Is Climate Change Increasing Hurricane Activity?

OCTOBER 5, 2006

Dr. Kerry A. Emanuel

Professor of Atmospheric Science
Massachusetts Institute of Technology

What is the talk about?

Are hurricanes becoming more powerful and destructive? Are these changes due to a natural cycle of hurricane activity or are they caused by human-induced climate change? Although this is currently a hot debate among scientists, new research suggests that the destructive potential of hurricanes is increasing due to the heating of the oceans. Two weeks before Hurricane Katrina struck the Gulf Coast, leading hurricane expert Dr. Kerry Emanuel published that he had discovered statistical evidence that hurricanes were indeed affected by global warming. He found that the duration and intensity of hurricanes worldwide have increased by about 50 percent since the 1970s and that this trend directly corresponds with a global increase in tropical sea surface temperature. Dr. Emanuel will share his groundbreaking research on how climate change can affect hurricane activity, provide an engaging portrayal of the science behind these awe-inspiring meteorological events, and discuss how to predict the long-term risk of hurricanes.

About our presenter

Dr. Kerry A. Emanuel

Dr. Kerry A. Emanuel
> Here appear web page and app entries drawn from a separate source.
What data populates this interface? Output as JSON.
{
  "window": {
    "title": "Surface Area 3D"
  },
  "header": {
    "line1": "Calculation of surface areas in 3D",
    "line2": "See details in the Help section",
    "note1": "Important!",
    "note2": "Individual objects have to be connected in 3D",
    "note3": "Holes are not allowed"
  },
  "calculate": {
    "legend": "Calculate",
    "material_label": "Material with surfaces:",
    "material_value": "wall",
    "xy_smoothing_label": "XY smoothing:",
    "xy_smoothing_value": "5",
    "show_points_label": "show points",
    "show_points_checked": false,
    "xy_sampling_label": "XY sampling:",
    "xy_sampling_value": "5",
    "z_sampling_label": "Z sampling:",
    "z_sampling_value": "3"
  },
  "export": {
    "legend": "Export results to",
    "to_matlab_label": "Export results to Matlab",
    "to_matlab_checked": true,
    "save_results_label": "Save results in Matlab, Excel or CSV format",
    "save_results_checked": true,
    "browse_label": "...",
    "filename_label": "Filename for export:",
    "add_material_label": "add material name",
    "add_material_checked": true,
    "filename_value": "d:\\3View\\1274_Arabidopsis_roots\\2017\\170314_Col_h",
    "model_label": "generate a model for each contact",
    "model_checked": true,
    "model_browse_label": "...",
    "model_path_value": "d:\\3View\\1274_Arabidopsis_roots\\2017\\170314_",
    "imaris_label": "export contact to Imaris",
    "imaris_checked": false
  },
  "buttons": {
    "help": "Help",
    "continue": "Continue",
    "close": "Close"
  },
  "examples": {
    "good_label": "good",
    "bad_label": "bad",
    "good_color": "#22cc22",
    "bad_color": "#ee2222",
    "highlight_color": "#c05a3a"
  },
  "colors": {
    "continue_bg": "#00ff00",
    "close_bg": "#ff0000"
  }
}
Kerry A. Emanuel is one of the world’s leading authorities on hurricanes. He is a professor in the Program in Atmospheres, Oceans, and Climate in the Department of Earth, Atmospheric, and Planetary Sciences at the Massachusetts Institute of Technology (MIT), where he received his Ph.D. degree in Meteorology. He became a member of the MIT faculty in 1981 after 3 years at the University of California, Los Angeles (UCLA). He is a fellow of the American Meteorological Society and a member of the National Research Council’s Board on Atmospheric Sciences and Climate. His research focuses on tropical meteorology and climate, with a specialty in hurricane physics. His work in air-sea interaction in tropical cyclones is well regarded among the meteorological community. Dr. Emanuel has an extensive list of publications that include two books and more than 100 peer-reviewed scientific papers. His new book, Divine Wind: The History and Science of Hurricanes, was named one of the top twenty science books of 2005 by Discover magazine. In this book, he explains how tropical climates give rise to the most powerful storms in the world. TIME magazine named Dr. Emanuel one of the 100 most influential people for 2006 for his latest research, published in a recent issue of the journal Nature, which correlates the greater increasing hurricane intensity with human-induced global warming.